Problem description: Every entry in the listing below has to be given again exactly.

Segment Start: Recorded information

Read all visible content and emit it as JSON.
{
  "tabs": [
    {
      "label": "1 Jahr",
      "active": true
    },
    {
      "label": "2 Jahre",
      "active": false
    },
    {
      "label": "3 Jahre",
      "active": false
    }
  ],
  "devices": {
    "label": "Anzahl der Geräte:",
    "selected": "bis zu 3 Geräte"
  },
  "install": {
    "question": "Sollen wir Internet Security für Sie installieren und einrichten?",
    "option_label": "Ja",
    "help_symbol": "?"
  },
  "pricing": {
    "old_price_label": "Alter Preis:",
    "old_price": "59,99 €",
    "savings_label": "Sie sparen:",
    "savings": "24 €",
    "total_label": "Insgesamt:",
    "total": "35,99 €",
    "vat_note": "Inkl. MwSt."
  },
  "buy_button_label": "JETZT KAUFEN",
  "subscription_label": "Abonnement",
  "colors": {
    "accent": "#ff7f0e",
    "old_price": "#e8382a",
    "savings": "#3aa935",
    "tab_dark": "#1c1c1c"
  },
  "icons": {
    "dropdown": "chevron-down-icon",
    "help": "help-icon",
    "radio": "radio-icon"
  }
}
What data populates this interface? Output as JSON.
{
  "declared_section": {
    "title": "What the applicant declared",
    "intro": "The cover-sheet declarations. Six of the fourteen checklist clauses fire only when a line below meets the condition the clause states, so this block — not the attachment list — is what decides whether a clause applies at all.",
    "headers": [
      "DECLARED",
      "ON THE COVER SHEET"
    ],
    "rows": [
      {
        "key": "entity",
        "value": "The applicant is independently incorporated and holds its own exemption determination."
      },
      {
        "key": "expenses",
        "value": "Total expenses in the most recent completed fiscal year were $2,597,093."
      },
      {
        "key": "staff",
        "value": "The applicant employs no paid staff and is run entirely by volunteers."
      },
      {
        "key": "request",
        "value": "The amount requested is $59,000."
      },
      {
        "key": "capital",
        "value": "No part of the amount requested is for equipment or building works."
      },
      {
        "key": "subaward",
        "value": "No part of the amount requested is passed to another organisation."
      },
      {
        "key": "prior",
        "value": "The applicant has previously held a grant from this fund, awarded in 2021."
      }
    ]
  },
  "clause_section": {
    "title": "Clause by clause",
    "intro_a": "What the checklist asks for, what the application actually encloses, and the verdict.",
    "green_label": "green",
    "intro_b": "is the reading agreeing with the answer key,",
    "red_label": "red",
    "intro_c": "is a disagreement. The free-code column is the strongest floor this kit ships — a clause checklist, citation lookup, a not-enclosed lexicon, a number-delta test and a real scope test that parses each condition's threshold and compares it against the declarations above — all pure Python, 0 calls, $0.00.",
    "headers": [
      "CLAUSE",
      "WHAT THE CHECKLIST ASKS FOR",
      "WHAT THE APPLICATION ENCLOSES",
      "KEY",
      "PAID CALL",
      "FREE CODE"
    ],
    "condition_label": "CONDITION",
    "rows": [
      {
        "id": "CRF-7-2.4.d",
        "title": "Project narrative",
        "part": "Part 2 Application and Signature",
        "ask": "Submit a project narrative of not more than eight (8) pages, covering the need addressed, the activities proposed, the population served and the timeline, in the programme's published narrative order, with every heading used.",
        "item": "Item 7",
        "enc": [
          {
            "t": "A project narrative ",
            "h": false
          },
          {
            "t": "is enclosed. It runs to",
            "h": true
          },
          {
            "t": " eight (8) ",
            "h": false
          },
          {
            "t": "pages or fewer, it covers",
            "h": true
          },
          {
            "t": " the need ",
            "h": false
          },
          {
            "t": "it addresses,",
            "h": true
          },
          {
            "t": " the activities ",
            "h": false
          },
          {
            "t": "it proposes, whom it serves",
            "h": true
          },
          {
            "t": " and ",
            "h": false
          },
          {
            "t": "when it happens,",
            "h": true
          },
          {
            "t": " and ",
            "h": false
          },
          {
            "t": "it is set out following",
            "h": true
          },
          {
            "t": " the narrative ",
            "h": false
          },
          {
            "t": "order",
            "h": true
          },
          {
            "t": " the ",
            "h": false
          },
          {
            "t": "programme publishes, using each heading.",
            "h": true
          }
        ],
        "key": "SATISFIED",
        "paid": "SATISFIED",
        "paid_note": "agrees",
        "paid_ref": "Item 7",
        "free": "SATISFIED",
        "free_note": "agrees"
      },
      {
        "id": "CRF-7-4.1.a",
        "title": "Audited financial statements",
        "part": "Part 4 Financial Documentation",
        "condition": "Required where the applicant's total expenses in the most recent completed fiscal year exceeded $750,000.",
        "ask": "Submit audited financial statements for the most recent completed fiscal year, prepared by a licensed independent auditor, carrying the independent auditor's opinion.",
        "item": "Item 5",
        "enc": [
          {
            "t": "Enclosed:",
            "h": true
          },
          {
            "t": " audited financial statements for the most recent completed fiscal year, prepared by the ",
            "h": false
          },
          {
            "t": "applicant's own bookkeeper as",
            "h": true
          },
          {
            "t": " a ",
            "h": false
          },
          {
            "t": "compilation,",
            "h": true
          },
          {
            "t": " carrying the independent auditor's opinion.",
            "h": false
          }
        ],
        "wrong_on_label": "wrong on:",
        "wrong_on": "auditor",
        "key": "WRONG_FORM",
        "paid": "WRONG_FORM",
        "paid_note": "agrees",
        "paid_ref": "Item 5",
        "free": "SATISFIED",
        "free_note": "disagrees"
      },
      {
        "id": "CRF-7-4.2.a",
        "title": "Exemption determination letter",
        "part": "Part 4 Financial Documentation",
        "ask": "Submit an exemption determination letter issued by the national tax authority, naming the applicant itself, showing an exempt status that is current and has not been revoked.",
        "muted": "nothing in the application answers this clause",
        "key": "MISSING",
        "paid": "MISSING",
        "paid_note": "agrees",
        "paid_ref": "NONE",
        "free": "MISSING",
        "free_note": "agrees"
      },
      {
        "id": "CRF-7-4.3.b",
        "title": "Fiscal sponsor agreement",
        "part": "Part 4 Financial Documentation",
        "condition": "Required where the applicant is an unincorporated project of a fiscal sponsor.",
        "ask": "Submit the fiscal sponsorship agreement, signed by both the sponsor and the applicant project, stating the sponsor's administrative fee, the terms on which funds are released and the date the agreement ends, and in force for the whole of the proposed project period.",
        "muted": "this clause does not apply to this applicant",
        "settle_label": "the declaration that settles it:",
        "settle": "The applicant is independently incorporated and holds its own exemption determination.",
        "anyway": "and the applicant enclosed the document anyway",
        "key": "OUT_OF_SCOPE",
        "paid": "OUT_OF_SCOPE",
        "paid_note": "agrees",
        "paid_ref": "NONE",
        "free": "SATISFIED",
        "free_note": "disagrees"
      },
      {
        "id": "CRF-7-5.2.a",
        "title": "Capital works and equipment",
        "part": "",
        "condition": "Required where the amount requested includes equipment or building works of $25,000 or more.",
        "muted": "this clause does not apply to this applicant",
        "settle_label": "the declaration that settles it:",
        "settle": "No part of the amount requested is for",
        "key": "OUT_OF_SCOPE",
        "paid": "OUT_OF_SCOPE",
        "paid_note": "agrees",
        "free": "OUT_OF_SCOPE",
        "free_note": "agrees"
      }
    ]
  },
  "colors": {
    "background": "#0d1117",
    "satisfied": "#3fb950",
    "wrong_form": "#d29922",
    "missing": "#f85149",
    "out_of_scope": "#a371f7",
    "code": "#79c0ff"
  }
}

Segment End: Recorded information

Exercise solution:
Read all visible content and emit it as JSON.
{
  "tabs": [
    {
      "label": "1 Jahr",
      "active": true
    },
    {
      "label": "2 Jahre",
      "active": false
    },
    {
      "label": "3 Jahre",
      "active": false
    }
  ],
  "devices": {
    "label": "Anzahl der Geräte:",
    "selected": "bis zu 3 Geräte"
  },
  "install": {
    "question": "Sollen wir Internet Security für Sie installieren und einrichten?",
    "option_label": "Ja",
    "help_symbol": "?"
  },
  "pricing": {
    "old_price_label": "Alter Preis:",
    "old_price": "59,99 €",
    "savings_label": "Sie sparen:",
    "savings": "24 €",
    "total_label": "Insgesamt:",
    "total": "35,99 €",
    "vat_note": "Inkl. MwSt."
  },
  "buy_button_label": "JETZT KAUFEN",
  "subscription_label": "Abonnement",
  "colors": {
    "accent": "#ff7f0e",
    "old_price": "#e8382a",
    "savings": "#3aa935",
    "tab_dark": "#1c1c1c"
  },
  "icons": {
    "dropdown": "chevron-down-icon",
    "help": "help-icon",
    "radio": "radio-icon"
  }
}
What data populates this interface? Output as JSON.
{
  "declared_section": {
    "title": "What the applicant declared",
    "intro": "The cover-sheet declarations. Six of the fourteen checklist clauses fire only when a line below meets the condition the clause states, so this block — not the attachment list — is what decides whether a clause applies at all.",
    "headers": [
      "DECLARED",
      "ON THE COVER SHEET"
    ],
    "rows": [
      {
        "key": "entity",
        "value": "The applicant is independently incorporated and holds its own exemption determination."
      },
      {
        "key": "expenses",
        "value": "Total expenses in the most recent completed fiscal year were $2,597,093."
      },
      {
        "key": "staff",
        "value": "The applicant employs no paid staff and is run entirely by volunteers."
      },
      {
        "key": "request",
        "value": "The amount requested is $59,000."
      },
      {
        "key": "capital",
        "value": "No part of the amount requested is for equipment or building works."
      },
      {
        "key": "subaward",
        "value": "No part of the amount requested is passed to another organisation."
      },
      {
        "key": "prior",
        "value": "The applicant has previously held a grant from this fund, awarded in 2021."
      }
    ]
  },
  "clause_section": {
    "title": "Clause by clause",
    "intro_a": "What the checklist asks for, what the application actually encloses, and the verdict.",
    "green_label": "green",
    "intro_b": "is the reading agreeing with the answer key,",
    "red_label": "red",
    "intro_c": "is a disagreement. The free-code column is the strongest floor this kit ships — a clause checklist, citation lookup, a not-enclosed lexicon, a number-delta test and a real scope test that parses each condition's threshold and compares it against the declarations above — all pure Python, 0 calls, $0.00.",
    "headers": [
      "CLAUSE",
      "WHAT THE CHECKLIST ASKS FOR",
      "WHAT THE APPLICATION ENCLOSES",
      "KEY",
      "PAID CALL",
      "FREE CODE"
    ],
    "condition_label": "CONDITION",
    "rows": [
      {
        "id": "CRF-7-2.4.d",
        "title": "Project narrative",
        "part": "Part 2 Application and Signature",
        "ask": "Submit a project narrative of not more than eight (8) pages, covering the need addressed, the activities proposed, the population served and the timeline, in the programme's published narrative order, with every heading used.",
        "item": "Item 7",
        "enc": [
          {
            "t": "A project narrative ",
            "h": false
          },
          {
            "t": "is enclosed. It runs to",
            "h": true
          },
          {
            "t": " eight (8) ",
            "h": false
          },
          {
            "t": "pages or fewer, it covers",
            "h": true
          },
          {
            "t": " the need ",
            "h": false
          },
          {
            "t": "it addresses,",
            "h": true
          },
          {
            "t": " the activities ",
            "h": false
          },
          {
            "t": "it proposes, whom it serves",
            "h": true
          },
          {
            "t": " and ",
            "h": false
          },
          {
            "t": "when it happens,",
            "h": true
          },
          {
            "t": " and ",
            "h": false
          },
          {
            "t": "it is set out following",
            "h": true
          },
          {
            "t": " the narrative ",
            "h": false
          },
          {
            "t": "order",
            "h": true
          },
          {
            "t": " the ",
            "h": false
          },
          {
            "t": "programme publishes, using each heading.",
            "h": true
          }
        ],
        "key": "SATISFIED",
        "paid": "SATISFIED",
        "paid_note": "agrees",
        "paid_ref": "Item 7",
        "free": "SATISFIED",
        "free_note": "agrees"
      },
      {
        "id": "CRF-7-4.1.a",
        "title": "Audited financial statements",
        "part": "Part 4 Financial Documentation",
        "condition": "Required where the applicant's total expenses in the most recent completed fiscal year exceeded $750,000.",
        "ask": "Submit audited financial statements for the most recent completed fiscal year, prepared by a licensed independent auditor, carrying the independent auditor's opinion.",
        "item": "Item 5",
        "enc": [
          {
            "t": "Enclosed:",
            "h": true
          },
          {
            "t": " audited financial statements for the most recent completed fiscal year, prepared by the ",
            "h": false
          },
          {
            "t": "applicant's own bookkeeper as",
            "h": true
          },
          {
            "t": " a ",
            "h": false
          },
          {
            "t": "compilation,",
            "h": true
          },
          {
            "t": " carrying the independent auditor's opinion.",
            "h": false
          }
        ],
        "wrong_on_label": "wrong on:",
        "wrong_on": "auditor",
        "key": "WRONG_FORM",
        "paid": "WRONG_FORM",
        "paid_note": "agrees",
        "paid_ref": "Item 5",
        "free": "SATISFIED",
        "free_note": "disagrees"
      },
      {
        "id": "CRF-7-4.2.a",
        "title": "Exemption determination letter",
        "part": "Part 4 Financial Documentation",
        "ask": "Submit an exemption determination letter issued by the national tax authority, naming the applicant itself, showing an exempt status that is current and has not been revoked.",
        "muted": "nothing in the application answers this clause",
        "key": "MISSING",
        "paid": "MISSING",
        "paid_note": "agrees",
        "paid_ref": "NONE",
        "free": "MISSING",
        "free_note": "agrees"
      },
      {
        "id": "CRF-7-4.3.b",
        "title": "Fiscal sponsor agreement",
        "part": "Part 4 Financial Documentation",
        "condition": "Required where the applicant is an unincorporated project of a fiscal sponsor.",
        "ask": "Submit the fiscal sponsorship agreement, signed by both the sponsor and the applicant project, stating the sponsor's administrative fee, the terms on which funds are released and the date the agreement ends, and in force for the whole of the proposed project period.",
        "muted": "this clause does not apply to this applicant",
        "settle_label": "the declaration that settles it:",
        "settle": "The applicant is independently incorporated and holds its own exemption determination.",
        "anyway": "and the applicant enclosed the document anyway",
        "key": "OUT_OF_SCOPE",
        "paid": "OUT_OF_SCOPE",
        "paid_note": "agrees",
        "paid_ref": "NONE",
        "free": "SATISFIED",
        "free_note": "disagrees"
      },
      {
        "id": "CRF-7-5.2.a",
        "title": "Capital works and equipment",
        "part": "",
        "condition": "Required where the amount requested includes equipment or building works of $25,000 or more.",
        "muted": "this clause does not apply to this applicant",
        "settle_label": "the declaration that settles it:",
        "settle": "No part of the amount requested is for",
        "key": "OUT_OF_SCOPE",
        "paid": "OUT_OF_SCOPE",
        "paid_note": "agrees",
        "free": "OUT_OF_SCOPE",
        "free_note": "agrees"
      }
    ]
  },
  "colors": {
    "background": "#0d1117",
    "satisfied": "#3fb950",
    "wrong_form": "#d29922",
    "missing": "#f85149",
    "out_of_scope": "#a371f7",
    "code": "#79c0ff"
  }
}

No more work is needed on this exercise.